(Website and app data records)

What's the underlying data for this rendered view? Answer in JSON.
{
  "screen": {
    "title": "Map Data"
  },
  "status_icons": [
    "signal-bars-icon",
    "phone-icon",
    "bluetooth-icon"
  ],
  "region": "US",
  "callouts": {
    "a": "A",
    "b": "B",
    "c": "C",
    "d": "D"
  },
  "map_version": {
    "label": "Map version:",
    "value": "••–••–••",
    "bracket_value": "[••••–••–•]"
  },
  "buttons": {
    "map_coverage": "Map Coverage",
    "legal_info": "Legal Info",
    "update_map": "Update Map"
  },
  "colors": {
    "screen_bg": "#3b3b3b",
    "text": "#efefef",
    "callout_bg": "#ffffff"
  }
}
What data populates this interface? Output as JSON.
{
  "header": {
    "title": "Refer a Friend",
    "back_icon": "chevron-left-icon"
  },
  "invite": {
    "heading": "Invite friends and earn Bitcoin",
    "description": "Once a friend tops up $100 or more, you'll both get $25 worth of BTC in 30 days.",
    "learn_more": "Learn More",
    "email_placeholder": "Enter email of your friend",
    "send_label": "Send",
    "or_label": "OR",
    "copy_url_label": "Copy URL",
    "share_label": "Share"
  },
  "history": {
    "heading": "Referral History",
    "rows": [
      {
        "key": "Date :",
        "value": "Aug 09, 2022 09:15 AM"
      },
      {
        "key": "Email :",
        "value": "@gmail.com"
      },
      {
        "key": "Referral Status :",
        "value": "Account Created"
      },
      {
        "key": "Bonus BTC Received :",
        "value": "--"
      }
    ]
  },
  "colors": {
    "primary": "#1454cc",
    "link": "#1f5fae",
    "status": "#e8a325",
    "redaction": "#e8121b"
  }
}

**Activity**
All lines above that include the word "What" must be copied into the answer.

**Task solution**
What's the underlying data for this rendered view? Answer in JSON.
What data populates this interface? Output as JSON.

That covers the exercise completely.